(Adds planned Eurobond issue in March)
By Darya Korsunskaya
MOSCOW, March 7 (Reuters) - Russia will seek bids for a swap of Eurobonds in circulation for new debt by March 15, the finance ministry said on Wednesday, and a source familiar with the matter said the ministry also planned a $3 billion Eurobond issue this month.
Moscow started swapping its benchmark “Russia-30” Eurobond last year as part of efforts to bring down its debt-servicing costs, and its borrowing plan envisages it swapping up to $4 billion more of the bond this year for debt with lower coupons.
To replace the Russia-30 Eurobond, on which Moscow pays a 7.5 percent coupon, the finance ministry is considering offering additional issues of Eurobonds maturing in 2027 and 2047 with 4.25 percent and 5.25 percent coupons, respectively.
The ministry also said it did not rule out offering other Eurobonds to replace the Russia-30 issue.
The source familiar with the matter told Reuters the finance ministry was planning to place a $3 billion Eurobond in March.

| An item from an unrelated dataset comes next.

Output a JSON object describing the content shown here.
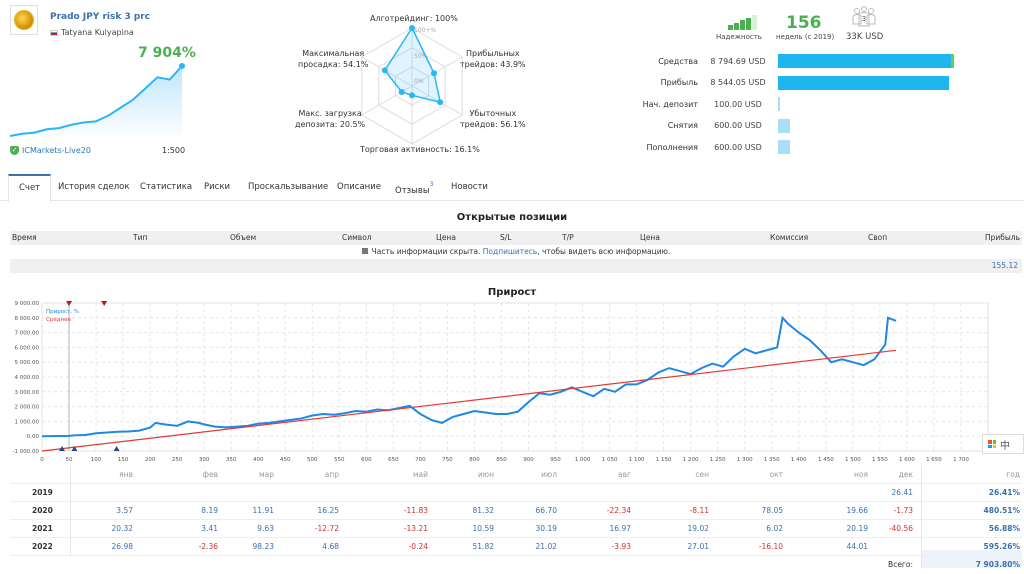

Demand for Russian Eurobonds may be spurred by S&P Global’s recent credit rating upgrade for Russia ahead of the March 18 presidential election that President Vladimir Putin is set to win easily.
The finance ministry said VTB Capital, which is organising the swap, would collect requests from March 7-15, before a settlement date of March 21. The ministry said the price of the Eurobonds eligible for the swap must not exceed 113.5 percent of their face value.
Russia’s debt to gross domestic product ratio is very low by international standards at around 15 percent, and the finance ministry is not heavily reliant on external borrowing. The ministry is on track to post a budget surplus this year.
Last year Putin ordered that Eurobonds be offered to help Russians holding capital abroad bring their money home. The finance ministry promised to give preference to Russians when selling sovereign Eurobonds.
Wealthy Russians facing the prospect of targeted U.S. sanctions had floated the idea of a special treasury bond to help create favourable conditions for them to bring their cash home. Unlike with bank accounts, future holders of Eurobonds can remain anonymous. (Reporting by Andrey Ostroukh, Darya Korsunskaya and Maria Kiselyova; Writing by Andrey Ostroukh and Jack Stubbs; Editing by Hugh Lawson/Gareth Jones)